WHAT IS BEING ASKED: Would you show every line from the records that holds "icon"?

Dataset items:
++++
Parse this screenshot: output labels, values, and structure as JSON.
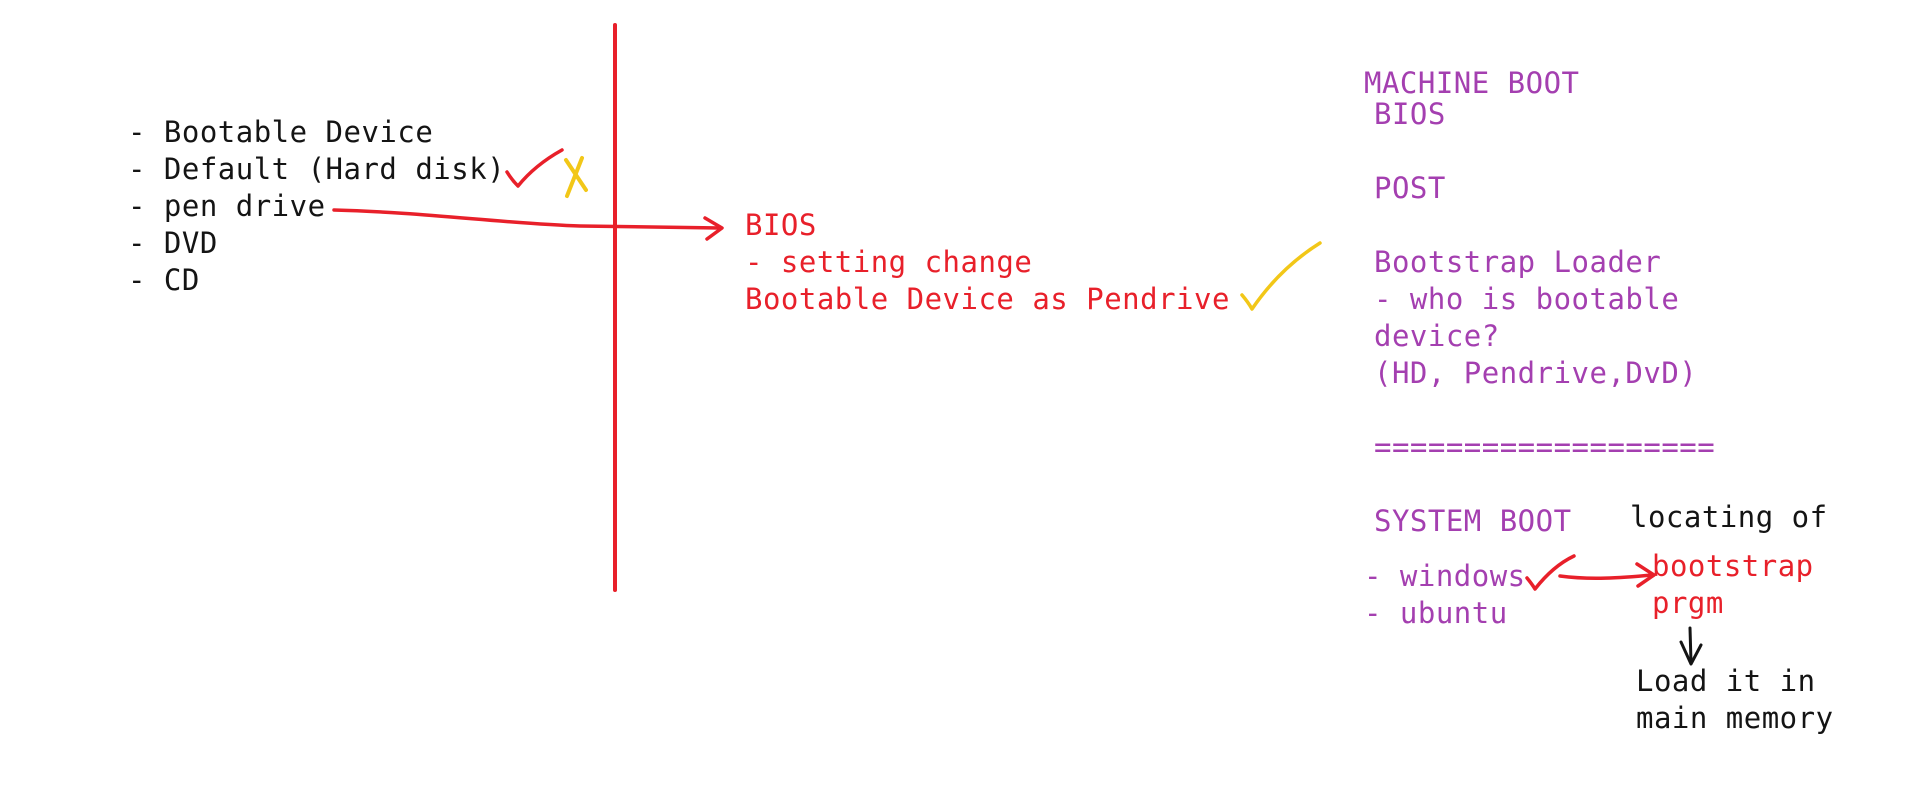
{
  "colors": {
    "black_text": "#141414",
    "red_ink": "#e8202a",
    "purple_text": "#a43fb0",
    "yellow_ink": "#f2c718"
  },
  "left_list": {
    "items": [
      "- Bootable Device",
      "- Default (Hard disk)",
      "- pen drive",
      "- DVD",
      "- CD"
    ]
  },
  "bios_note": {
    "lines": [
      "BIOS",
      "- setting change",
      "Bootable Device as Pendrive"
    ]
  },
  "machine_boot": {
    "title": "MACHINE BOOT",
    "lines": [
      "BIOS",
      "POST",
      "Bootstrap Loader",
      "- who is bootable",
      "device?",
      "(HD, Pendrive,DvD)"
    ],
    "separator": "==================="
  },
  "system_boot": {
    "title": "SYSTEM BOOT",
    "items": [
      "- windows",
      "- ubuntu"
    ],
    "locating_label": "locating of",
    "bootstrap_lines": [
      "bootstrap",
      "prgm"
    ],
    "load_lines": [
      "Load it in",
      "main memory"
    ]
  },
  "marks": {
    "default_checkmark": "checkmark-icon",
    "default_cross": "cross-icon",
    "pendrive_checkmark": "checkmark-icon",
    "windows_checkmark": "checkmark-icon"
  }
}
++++
ANSWER SPACE:
    "default_checkmark": "checkmark-icon",
    "default_cross": "cross-icon",
    "pendrive_checkmark": "checkmark-icon",
    "windows_checkmark": "checkmark-icon"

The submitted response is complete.